**Task to complete**
Return all lines in the material below that contain "amount".
------------------------------------------------------------
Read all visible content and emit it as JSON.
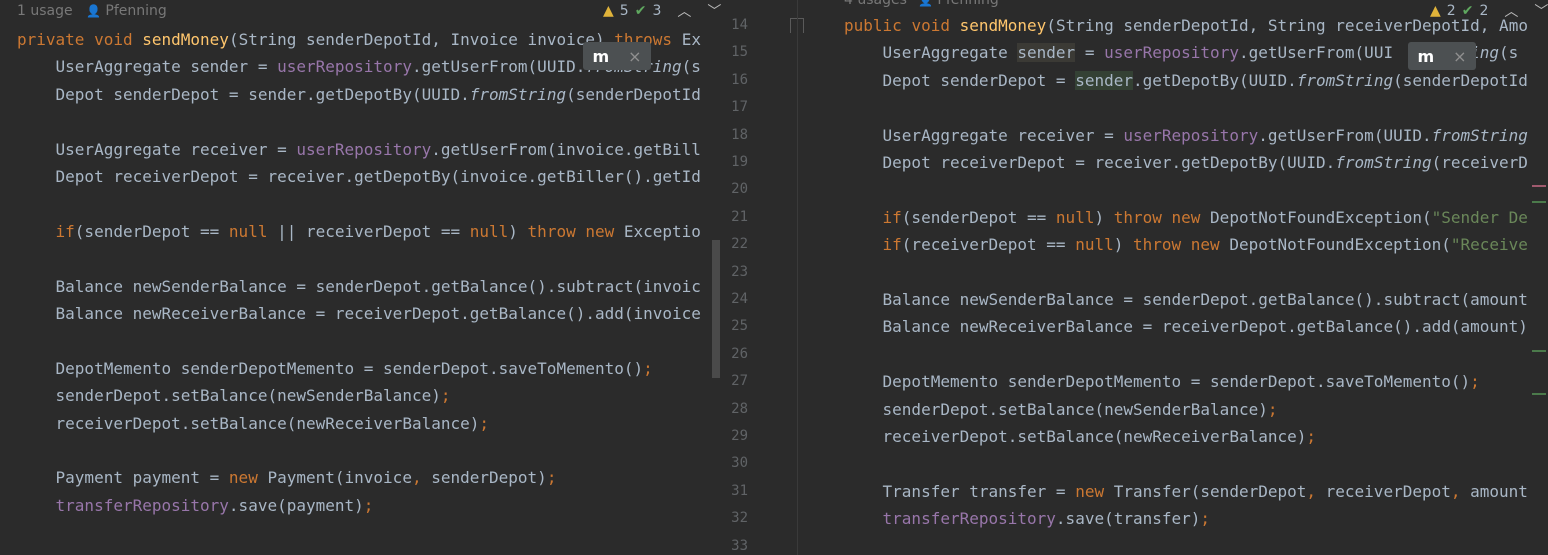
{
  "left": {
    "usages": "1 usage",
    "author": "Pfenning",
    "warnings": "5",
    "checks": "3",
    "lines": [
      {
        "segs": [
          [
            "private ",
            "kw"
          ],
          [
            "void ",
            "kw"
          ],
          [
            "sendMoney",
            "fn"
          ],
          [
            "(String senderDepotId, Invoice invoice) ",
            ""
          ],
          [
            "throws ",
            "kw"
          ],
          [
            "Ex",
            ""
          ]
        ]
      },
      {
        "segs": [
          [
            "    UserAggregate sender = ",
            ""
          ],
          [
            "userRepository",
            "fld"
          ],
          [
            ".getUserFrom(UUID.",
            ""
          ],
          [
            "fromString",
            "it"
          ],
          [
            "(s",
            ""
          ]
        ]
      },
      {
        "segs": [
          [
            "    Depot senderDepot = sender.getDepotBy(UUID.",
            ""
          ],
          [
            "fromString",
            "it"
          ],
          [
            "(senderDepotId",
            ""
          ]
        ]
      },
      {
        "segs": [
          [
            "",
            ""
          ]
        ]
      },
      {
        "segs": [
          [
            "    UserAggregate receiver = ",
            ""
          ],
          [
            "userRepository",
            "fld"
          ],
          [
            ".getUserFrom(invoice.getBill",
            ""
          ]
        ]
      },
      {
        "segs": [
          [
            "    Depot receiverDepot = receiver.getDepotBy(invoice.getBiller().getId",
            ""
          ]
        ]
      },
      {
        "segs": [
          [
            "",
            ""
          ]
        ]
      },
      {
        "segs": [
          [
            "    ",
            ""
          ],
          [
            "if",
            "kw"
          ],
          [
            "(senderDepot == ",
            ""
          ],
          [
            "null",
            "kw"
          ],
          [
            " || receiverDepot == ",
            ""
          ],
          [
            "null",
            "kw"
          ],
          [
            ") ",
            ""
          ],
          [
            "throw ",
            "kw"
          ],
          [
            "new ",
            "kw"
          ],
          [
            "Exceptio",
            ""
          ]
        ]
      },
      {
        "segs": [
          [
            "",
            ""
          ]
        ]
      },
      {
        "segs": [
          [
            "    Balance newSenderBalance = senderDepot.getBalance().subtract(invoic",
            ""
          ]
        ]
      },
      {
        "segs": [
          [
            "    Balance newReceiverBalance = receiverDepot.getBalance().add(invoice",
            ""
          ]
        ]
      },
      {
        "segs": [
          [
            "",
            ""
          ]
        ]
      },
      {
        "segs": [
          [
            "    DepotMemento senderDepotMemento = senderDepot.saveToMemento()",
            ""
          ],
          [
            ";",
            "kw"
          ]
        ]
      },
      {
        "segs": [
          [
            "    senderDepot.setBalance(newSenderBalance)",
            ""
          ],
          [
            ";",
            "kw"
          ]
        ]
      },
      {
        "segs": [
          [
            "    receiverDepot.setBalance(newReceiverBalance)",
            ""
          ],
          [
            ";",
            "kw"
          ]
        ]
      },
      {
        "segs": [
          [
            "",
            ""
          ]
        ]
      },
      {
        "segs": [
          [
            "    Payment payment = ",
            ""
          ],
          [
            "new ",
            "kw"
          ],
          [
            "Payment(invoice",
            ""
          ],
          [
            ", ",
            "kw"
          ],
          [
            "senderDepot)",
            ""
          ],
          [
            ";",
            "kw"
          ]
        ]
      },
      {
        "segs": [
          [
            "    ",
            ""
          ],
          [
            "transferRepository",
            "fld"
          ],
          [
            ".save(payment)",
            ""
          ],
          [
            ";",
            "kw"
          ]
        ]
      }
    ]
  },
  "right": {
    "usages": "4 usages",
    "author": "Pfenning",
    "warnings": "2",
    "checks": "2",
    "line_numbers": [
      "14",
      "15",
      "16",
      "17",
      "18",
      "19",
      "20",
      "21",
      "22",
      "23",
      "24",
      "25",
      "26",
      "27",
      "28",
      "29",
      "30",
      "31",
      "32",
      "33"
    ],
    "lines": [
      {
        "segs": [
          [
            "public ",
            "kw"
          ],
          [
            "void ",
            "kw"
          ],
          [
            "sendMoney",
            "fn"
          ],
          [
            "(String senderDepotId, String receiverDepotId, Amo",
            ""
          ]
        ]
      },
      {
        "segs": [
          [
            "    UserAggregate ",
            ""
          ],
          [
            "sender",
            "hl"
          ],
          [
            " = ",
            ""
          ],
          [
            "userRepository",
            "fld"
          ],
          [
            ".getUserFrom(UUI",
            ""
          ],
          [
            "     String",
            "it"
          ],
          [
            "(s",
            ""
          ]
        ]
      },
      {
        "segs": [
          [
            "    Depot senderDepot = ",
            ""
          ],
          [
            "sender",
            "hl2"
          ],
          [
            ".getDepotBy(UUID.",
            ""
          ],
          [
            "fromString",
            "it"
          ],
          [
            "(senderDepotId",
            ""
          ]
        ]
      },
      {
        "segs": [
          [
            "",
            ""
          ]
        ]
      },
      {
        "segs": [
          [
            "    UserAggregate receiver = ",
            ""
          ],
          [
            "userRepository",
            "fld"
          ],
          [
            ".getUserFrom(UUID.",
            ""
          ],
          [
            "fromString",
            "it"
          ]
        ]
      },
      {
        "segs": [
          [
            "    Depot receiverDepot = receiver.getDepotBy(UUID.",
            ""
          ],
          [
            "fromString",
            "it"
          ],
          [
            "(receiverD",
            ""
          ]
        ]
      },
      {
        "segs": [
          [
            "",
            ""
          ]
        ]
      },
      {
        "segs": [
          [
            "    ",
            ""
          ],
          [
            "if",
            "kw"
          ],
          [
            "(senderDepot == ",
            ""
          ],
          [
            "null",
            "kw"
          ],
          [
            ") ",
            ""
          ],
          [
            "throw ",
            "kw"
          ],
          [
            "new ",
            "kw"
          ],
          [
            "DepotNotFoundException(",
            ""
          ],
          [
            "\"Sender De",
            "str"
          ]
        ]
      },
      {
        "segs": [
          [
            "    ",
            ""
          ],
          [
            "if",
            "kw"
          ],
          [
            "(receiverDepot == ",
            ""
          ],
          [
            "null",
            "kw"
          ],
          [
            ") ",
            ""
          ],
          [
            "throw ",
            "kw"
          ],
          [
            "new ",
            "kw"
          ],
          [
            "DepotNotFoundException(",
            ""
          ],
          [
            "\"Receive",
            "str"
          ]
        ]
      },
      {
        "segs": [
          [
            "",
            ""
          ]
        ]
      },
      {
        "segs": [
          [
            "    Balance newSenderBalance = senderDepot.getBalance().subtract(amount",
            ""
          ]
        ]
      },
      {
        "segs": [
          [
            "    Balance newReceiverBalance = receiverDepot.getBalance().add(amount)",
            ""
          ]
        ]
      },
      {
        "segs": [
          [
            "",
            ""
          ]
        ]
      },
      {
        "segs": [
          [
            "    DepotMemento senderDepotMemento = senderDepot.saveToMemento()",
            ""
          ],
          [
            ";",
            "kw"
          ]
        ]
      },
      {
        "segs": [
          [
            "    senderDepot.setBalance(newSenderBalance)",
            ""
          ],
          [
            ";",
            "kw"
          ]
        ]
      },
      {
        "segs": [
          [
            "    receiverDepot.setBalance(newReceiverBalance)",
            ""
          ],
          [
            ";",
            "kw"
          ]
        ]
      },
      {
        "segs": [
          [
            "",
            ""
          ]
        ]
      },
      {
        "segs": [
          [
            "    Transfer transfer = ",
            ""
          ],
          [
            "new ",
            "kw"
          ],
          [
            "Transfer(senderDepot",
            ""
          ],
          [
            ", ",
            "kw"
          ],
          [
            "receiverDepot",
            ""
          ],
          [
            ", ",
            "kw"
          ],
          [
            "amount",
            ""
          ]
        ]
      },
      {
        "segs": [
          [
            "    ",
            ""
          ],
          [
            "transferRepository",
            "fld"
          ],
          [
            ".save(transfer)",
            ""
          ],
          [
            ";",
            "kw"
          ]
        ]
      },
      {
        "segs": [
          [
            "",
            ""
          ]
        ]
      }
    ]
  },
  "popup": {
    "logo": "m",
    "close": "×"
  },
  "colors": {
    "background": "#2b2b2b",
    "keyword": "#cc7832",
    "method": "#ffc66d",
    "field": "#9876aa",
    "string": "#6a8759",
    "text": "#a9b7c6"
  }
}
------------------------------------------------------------
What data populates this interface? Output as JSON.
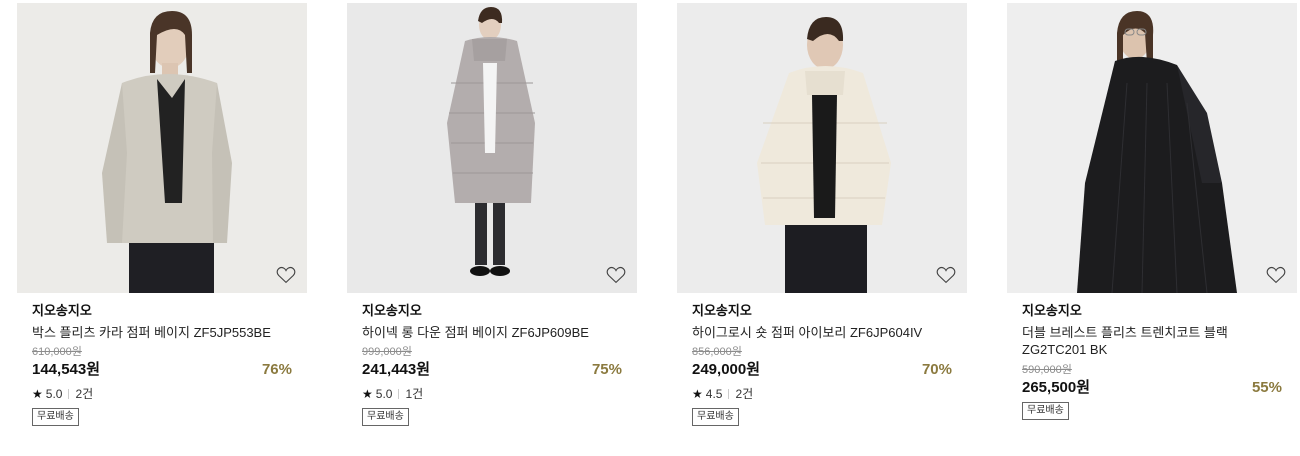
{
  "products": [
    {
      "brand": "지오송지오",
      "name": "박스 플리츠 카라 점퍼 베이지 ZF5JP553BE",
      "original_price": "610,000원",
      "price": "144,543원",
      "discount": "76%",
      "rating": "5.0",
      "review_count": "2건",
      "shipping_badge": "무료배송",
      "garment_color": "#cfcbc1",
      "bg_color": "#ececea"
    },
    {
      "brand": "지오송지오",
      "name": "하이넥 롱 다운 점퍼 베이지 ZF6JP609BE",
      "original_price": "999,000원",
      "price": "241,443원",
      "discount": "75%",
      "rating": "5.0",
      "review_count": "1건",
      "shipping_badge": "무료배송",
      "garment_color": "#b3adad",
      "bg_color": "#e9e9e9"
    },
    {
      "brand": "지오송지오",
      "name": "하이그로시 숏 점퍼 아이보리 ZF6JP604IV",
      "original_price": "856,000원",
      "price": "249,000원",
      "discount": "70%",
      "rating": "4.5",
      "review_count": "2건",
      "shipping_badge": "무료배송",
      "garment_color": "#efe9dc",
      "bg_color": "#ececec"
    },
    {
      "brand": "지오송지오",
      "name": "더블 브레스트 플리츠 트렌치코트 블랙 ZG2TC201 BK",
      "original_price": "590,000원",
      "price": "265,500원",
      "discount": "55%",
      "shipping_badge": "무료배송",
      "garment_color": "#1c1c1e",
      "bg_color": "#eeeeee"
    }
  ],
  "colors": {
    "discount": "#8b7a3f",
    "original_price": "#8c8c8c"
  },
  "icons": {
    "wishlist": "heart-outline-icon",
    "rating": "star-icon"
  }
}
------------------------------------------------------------
**Your solution**
            "    Balance newSenderBalance = senderDepot.getBalance().subtract(amount",
            "    Balance newReceiverBalance = receiverDepot.getBalance().add(amount)",
            "amount",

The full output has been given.